I’m confused- how does the series to parallel switch happen and how does it enhance motor power and amp consumption?
Here is a snippet from the EV list some time ago. I’ve tried to edit it a bit for clarity.
EVList Post from 2004 follows:
OK. Let’s think about this a bit. Why did Otmar chose to shift at
1/2 the peak amps (and are we talking battery or motor amps,
Let’s assume it is *motor* amps that determine the shift point. When
the motor amps drop to 600A in series mode, and the controller shifts
to parallel, the motor amps stay the *same* provided there is enough
battery voltage available to push the controller back into current
limit. RPM doesn’t change instantaneously, so there is no stair step
in power; the shift to parallel just makes full pack voltage
available to each motor so that they can continue to build speed
while amps/torque continues to fall off.
I know Otmar is trying to follow this thread, so perhaps if I haven’t
put him to sleep already he can chime in with a proper explanation of
how/why the ‘Zilla implements series-parallel shifting…
Otmars Response follows:
I should mention to the uninitiated that this shifting involves utilizing the Hairball to drive contactors switching two motors electrically from series to parallel configuration. It is sometimes used in dual motor cars when trying to get the best acceleration out of a system while avoiding the higher cost of buying two controllers. It is mostly used with Z2K’s since high voltage Z1K systems do not gain as much unless the batteries sag quite a bit under load. In series mode the two motors can see up to half of the available battery voltage (don’t forget to take into account battery voltage sag) and each gets the full motor current. In parallel mode the motors can each be supplied with up to the full battery voltage but each gets only half of the available current from the controller. Parallel mode can allow both motors to draw more power when they are spinning at higher RPM.
The operation is pretty much just as you said. Initially I had the shifting happen at a certain adjustable RPM, but that’s inefficient on the street and does not compensate for battery temperature and state of charge, so I devised the auto shift algorithm and left the option of a manual shift for those who want to experiment.
When the Hairball is set to Autoshift mode it works like this:
It starts in series mode for maximum torque and for lower controller current in regular driving. Then, when you put the pedal to the metal the Hairball starts to pay attention.
In order to initiate a shift to parallel, the first requirement is that the controller is at 100% duty cycle. (this is the right side of the mountains shown below) This means the controller is full on the battery amps equal the motor amps. If the controller were still acting as a transmission then there would be no reason to switch the motors yet since the resulting power would be less after the shift.

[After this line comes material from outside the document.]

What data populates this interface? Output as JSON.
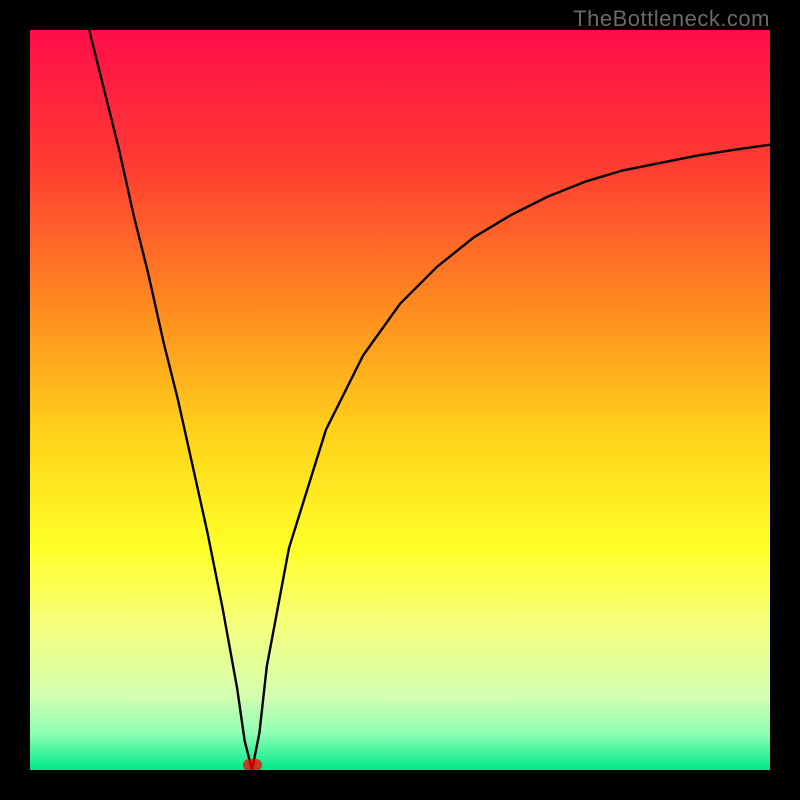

After reaching 100% duty cycle, the motor and battery amps are dropping as the vehicle speeds up.
A simple way to view the HP to RPM curve of a series motor in a EV is to imagine it as a mountain. The upramp of the curve is the controller in current limit, the downslope on the high RPM side is when the controller is full on and the motor BEMF (Back Electromotive Force) is limiting power.
In order to maximize the power under the curve, I believe you want to shift when the falling series curve of motor power vs rpm crosses the rising curve of the motors in parallel. This turns out to be when the series mode current is half of what would be available after the shift.
Here’s a bit of ASCII art.
View with fixed width font like Courier.
By the way, it’s interesting to note that these curves look same as the power curves seen when shifting a mechanical transmission. The big difference being that with a mechanical transmission the loads on the motors and controller are lower and so mechanical shifting is usually preferred.
Just FYI here are the same curves when the battery current limit is lower than the motor current limit. The lower the battery current, the less important the actual shift point timing becomes.
I hope this helps